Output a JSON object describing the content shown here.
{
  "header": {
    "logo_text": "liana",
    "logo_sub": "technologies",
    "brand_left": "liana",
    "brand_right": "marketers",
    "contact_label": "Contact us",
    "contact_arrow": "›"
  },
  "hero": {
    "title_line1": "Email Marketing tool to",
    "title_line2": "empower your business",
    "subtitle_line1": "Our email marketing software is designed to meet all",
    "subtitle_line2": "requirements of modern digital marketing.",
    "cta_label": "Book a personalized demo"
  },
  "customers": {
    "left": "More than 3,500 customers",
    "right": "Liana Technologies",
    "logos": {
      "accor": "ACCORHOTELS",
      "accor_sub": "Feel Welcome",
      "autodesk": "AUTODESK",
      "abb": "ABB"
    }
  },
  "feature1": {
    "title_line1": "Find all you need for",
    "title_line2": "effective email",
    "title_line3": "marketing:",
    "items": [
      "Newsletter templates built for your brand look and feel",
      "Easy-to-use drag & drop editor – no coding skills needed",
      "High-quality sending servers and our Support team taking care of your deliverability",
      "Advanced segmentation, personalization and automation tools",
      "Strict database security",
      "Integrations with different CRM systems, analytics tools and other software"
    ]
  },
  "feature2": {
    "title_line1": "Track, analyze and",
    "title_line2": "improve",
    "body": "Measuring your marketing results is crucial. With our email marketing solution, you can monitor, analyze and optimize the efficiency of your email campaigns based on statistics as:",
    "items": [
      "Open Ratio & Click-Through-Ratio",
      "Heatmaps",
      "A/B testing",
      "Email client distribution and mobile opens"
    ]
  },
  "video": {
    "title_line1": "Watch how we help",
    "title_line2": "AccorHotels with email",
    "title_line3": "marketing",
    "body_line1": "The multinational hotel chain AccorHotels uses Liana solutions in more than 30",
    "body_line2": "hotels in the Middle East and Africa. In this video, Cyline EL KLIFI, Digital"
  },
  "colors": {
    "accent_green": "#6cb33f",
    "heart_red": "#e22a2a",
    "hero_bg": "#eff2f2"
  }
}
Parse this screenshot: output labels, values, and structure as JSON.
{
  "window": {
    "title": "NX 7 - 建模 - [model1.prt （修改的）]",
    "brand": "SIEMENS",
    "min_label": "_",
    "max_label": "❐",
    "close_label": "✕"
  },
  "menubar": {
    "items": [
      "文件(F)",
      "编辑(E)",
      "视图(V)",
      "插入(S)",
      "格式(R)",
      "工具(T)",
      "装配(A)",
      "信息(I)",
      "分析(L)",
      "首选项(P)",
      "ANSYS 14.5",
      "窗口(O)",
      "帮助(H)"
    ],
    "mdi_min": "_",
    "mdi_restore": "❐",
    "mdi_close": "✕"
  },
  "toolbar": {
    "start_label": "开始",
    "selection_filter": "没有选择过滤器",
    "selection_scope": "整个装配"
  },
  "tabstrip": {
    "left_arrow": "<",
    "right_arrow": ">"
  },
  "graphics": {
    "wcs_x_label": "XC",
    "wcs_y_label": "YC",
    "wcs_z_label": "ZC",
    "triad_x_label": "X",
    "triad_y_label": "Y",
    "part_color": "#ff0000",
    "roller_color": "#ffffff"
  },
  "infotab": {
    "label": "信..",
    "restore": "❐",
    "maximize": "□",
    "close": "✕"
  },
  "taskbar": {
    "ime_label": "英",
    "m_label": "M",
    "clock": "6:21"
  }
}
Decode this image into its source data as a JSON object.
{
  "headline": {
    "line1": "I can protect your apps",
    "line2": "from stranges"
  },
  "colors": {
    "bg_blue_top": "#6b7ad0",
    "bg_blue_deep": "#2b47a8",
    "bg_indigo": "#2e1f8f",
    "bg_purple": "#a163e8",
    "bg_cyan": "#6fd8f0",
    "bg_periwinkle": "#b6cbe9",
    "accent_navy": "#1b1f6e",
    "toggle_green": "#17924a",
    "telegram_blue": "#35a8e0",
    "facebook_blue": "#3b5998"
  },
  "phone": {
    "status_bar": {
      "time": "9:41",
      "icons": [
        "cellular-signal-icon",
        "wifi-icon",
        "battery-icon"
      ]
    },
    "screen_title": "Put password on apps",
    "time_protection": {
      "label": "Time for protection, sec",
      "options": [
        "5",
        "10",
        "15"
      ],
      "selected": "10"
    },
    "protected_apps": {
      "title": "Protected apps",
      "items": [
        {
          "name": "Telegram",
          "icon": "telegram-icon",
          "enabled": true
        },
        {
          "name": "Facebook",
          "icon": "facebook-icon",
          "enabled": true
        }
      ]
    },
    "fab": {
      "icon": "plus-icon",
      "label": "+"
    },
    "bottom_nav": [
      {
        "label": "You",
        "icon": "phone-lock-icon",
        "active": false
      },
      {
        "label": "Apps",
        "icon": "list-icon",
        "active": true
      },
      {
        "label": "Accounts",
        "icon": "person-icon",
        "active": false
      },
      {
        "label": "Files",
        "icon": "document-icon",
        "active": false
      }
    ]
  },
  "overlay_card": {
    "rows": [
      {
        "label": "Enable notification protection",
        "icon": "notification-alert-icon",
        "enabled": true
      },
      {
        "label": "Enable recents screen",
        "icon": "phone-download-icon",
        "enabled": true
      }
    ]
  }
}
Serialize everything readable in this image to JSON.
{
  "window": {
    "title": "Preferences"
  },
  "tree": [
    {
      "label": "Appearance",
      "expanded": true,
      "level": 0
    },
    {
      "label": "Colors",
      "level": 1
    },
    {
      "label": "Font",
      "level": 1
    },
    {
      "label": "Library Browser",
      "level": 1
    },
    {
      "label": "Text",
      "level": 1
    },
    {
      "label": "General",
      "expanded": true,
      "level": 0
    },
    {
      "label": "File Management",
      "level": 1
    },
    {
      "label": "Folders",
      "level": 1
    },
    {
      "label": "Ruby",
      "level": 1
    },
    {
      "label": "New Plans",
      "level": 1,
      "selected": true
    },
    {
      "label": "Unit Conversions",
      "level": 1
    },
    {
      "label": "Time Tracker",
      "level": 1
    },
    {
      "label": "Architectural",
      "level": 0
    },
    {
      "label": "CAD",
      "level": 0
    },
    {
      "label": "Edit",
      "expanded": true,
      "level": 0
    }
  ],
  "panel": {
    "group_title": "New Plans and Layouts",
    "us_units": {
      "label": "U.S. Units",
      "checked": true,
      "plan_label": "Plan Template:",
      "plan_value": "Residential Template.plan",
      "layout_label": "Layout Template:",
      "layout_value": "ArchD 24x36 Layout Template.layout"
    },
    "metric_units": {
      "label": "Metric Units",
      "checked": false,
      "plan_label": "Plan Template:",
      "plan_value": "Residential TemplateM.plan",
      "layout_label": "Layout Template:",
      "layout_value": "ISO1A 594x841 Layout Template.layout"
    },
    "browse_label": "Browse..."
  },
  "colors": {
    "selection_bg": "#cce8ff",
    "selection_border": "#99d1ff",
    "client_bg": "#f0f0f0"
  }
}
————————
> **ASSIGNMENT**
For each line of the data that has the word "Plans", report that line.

> **FINISHED TASK**
      "label": "New Plans",
    "group_title": "New Plans and Layouts",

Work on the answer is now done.